— DATA TO EXAMINE —
- - -
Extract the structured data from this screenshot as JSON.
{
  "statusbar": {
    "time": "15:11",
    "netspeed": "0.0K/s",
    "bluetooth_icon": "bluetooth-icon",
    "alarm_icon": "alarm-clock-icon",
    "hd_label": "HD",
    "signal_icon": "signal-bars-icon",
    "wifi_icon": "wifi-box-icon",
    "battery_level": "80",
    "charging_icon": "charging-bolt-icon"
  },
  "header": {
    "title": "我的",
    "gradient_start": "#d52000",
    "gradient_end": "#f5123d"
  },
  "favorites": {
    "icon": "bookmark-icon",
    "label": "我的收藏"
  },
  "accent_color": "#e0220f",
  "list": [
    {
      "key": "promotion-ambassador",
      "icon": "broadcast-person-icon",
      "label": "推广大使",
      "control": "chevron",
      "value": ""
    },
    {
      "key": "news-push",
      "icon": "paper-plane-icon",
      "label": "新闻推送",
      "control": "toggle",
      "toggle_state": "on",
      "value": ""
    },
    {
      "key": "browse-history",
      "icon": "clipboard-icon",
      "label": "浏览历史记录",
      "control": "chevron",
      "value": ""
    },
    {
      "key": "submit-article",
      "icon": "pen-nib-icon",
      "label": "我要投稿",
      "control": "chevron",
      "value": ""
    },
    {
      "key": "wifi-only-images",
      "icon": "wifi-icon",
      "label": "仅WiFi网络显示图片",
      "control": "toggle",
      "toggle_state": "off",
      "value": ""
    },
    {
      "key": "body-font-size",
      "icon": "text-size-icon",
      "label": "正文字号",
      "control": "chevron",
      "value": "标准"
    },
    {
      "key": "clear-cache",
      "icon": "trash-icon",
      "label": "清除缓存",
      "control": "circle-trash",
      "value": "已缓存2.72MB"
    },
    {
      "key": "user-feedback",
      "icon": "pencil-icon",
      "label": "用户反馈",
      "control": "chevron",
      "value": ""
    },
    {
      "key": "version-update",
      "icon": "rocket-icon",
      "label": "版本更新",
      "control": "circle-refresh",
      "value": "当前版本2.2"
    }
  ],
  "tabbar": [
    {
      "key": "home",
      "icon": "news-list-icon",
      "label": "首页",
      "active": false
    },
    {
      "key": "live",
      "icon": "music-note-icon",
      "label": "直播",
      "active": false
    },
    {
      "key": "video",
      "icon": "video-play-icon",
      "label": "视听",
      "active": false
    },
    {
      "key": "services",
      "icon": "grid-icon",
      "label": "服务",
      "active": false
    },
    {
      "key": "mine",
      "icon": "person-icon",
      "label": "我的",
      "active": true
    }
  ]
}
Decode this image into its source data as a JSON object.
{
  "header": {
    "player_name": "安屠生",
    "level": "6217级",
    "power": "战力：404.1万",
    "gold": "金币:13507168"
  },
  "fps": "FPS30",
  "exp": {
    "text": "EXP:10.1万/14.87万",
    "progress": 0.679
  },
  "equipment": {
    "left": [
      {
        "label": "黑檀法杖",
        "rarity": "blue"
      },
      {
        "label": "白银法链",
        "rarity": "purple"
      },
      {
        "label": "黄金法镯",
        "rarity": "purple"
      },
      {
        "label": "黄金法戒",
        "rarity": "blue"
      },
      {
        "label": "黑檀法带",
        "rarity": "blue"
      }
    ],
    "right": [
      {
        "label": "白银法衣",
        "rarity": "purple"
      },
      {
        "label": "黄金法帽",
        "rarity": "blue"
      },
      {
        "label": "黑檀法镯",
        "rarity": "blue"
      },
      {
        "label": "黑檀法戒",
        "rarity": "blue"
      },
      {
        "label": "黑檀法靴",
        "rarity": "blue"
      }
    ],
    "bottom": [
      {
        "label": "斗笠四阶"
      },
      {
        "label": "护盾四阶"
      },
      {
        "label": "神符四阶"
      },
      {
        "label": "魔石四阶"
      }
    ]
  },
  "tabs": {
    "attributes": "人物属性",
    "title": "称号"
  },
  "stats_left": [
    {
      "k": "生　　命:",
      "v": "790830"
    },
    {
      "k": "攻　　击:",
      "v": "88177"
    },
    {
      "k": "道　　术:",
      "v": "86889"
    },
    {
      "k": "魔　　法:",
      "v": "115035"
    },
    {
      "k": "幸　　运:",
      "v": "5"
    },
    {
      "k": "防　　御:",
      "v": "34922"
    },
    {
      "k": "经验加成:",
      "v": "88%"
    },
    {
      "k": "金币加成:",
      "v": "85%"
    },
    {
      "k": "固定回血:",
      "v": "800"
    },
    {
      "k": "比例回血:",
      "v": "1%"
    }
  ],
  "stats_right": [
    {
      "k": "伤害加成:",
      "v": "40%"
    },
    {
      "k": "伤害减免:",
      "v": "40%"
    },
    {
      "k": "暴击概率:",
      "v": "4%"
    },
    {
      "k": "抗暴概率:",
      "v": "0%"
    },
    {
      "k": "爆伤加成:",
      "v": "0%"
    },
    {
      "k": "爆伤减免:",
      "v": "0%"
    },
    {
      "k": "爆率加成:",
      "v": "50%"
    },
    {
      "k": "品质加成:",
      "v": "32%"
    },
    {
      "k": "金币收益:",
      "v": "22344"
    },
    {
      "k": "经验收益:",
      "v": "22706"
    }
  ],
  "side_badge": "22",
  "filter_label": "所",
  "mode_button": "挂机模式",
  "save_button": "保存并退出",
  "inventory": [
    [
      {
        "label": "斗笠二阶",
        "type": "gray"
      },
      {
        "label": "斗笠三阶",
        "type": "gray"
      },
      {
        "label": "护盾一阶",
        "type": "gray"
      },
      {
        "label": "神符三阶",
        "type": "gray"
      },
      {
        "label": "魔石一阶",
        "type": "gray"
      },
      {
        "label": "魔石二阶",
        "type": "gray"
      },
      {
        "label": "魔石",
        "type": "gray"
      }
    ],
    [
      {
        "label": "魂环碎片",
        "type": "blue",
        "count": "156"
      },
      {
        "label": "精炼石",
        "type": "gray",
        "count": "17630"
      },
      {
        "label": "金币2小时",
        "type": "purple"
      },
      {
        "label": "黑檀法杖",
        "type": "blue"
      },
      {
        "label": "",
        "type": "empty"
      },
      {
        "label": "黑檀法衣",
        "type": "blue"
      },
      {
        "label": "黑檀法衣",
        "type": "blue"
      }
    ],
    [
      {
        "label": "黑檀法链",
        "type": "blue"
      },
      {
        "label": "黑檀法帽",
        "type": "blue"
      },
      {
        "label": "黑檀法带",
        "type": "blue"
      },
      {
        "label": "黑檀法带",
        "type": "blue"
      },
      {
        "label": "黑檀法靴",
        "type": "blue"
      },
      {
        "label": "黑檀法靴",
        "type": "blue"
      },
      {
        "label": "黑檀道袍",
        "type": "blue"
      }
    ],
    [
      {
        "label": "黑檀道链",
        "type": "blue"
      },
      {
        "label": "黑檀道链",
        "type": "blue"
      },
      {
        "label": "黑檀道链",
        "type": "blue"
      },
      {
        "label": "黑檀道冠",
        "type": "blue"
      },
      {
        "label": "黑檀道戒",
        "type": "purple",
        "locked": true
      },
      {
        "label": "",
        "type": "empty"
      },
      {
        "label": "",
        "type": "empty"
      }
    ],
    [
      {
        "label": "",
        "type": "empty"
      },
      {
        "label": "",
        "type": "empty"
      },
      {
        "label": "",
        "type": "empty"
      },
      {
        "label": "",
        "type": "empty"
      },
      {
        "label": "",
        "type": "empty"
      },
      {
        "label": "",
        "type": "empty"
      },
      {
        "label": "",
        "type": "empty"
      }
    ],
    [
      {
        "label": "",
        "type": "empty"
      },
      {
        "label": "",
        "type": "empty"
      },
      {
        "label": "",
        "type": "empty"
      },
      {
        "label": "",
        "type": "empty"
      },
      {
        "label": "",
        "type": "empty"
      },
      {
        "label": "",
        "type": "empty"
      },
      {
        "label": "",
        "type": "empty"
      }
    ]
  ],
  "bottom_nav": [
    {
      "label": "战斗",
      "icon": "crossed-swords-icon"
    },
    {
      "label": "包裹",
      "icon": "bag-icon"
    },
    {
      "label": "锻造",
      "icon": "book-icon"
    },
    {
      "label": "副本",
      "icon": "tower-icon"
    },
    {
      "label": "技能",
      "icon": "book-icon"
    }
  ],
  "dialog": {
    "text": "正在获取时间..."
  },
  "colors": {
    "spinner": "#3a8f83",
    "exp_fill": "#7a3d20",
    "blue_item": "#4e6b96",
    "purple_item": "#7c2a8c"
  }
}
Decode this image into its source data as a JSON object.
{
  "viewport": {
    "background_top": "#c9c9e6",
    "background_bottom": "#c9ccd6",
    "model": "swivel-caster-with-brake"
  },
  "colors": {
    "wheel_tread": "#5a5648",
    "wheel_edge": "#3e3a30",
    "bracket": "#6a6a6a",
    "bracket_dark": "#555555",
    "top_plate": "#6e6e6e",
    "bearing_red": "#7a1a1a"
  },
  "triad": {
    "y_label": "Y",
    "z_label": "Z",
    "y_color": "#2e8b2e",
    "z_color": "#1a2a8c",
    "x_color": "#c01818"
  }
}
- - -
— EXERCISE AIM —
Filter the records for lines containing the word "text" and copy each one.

— RESPONSE BOX —
      "icon": "text-size-icon",
    "text": "EXP:10.1万/14.87万",
    "text": "正在获取时间..."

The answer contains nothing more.